Records supplied:

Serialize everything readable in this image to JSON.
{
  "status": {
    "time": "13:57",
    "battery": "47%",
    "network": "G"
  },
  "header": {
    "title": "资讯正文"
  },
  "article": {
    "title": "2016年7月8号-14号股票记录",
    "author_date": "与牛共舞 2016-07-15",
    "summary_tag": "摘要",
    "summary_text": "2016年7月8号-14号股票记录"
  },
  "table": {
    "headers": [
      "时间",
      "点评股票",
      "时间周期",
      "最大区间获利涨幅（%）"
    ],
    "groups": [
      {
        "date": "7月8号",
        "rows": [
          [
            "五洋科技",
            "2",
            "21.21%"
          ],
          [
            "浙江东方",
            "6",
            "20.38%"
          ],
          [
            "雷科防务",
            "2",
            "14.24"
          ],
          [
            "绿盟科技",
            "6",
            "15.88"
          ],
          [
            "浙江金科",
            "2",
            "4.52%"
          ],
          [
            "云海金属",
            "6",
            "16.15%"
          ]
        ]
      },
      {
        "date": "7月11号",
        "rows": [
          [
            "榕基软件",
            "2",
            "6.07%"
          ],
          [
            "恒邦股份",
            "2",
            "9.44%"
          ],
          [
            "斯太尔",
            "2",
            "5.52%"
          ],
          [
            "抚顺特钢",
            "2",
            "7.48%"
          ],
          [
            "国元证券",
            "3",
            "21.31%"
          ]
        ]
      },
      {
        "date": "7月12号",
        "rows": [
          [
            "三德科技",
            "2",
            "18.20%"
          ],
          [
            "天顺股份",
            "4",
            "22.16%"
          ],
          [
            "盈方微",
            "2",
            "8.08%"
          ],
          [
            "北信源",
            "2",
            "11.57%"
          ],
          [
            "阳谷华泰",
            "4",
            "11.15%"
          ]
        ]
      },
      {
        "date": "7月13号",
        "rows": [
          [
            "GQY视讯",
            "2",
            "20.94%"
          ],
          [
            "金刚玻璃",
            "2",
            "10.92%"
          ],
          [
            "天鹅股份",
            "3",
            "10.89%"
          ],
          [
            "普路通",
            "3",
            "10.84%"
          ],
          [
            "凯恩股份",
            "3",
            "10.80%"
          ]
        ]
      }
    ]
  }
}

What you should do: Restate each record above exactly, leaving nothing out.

Task solution:
Serialize everything readable in this image to JSON.
{
  "status": {
    "time": "13:57",
    "battery": "47%",
    "network": "G"
  },
  "header": {
    "title": "资讯正文"
  },
  "article": {
    "title": "2016年7月8号-14号股票记录",
    "author_date": "与牛共舞 2016-07-15",
    "summary_tag": "摘要",
    "summary_text": "2016年7月8号-14号股票记录"
  },
  "table": {
    "headers": [
      "时间",
      "点评股票",
      "时间周期",
      "最大区间获利涨幅（%）"
    ],
    "groups": [
      {
        "date": "7月8号",
        "rows": [
          [
            "五洋科技",
            "2",
            "21.21%"
          ],
          [
            "浙江东方",
            "6",
            "20.38%"
          ],
          [
            "雷科防务",
            "2",
            "14.24"
          ],
          [
            "绿盟科技",
            "6",
            "15.88"
          ],
          [
            "浙江金科",
            "2",
            "4.52%"
          ],
          [
            "云海金属",
            "6",
            "16.15%"
          ]
        ]
      },
      {
        "date": "7月11号",
        "rows": [
          [
            "榕基软件",
            "2",
            "6.07%"
          ],
          [
            "恒邦股份",
            "2",
            "9.44%"
          ],
          [
            "斯太尔",
            "2",
            "5.52%"
          ],
          [
            "抚顺特钢",
            "2",
            "7.48%"
          ],
          [
            "国元证券",
            "3",
            "21.31%"
          ]
        ]
      },
      {
        "date": "7月12号",
        "rows": [
          [
            "三德科技",
            "2",
            "18.20%"
          ],
          [
            "天顺股份",
            "4",
            "22.16%"
          ],
          [
            "盈方微",
            "2",
            "8.08%"
          ],
          [
            "北信源",
            "2",
            "11.57%"
          ],
          [
            "阳谷华泰",
            "4",
            "11.15%"
          ]
        ]
      },
      {
        "date": "7月13号",
        "rows": [
          [
            "GQY视讯",
            "2",
            "20.94%"
          ],
          [
            "金刚玻璃",
            "2",
            "10.92%"
          ],
          [
            "天鹅股份",
            "3",
            "10.89%"
          ],
          [
            "普路通",
            "3",
            "10.84%"
          ],
          [
            "凯恩股份",
            "3",
            "10.80%"
          ]
        ]
      }
    ]
  }
}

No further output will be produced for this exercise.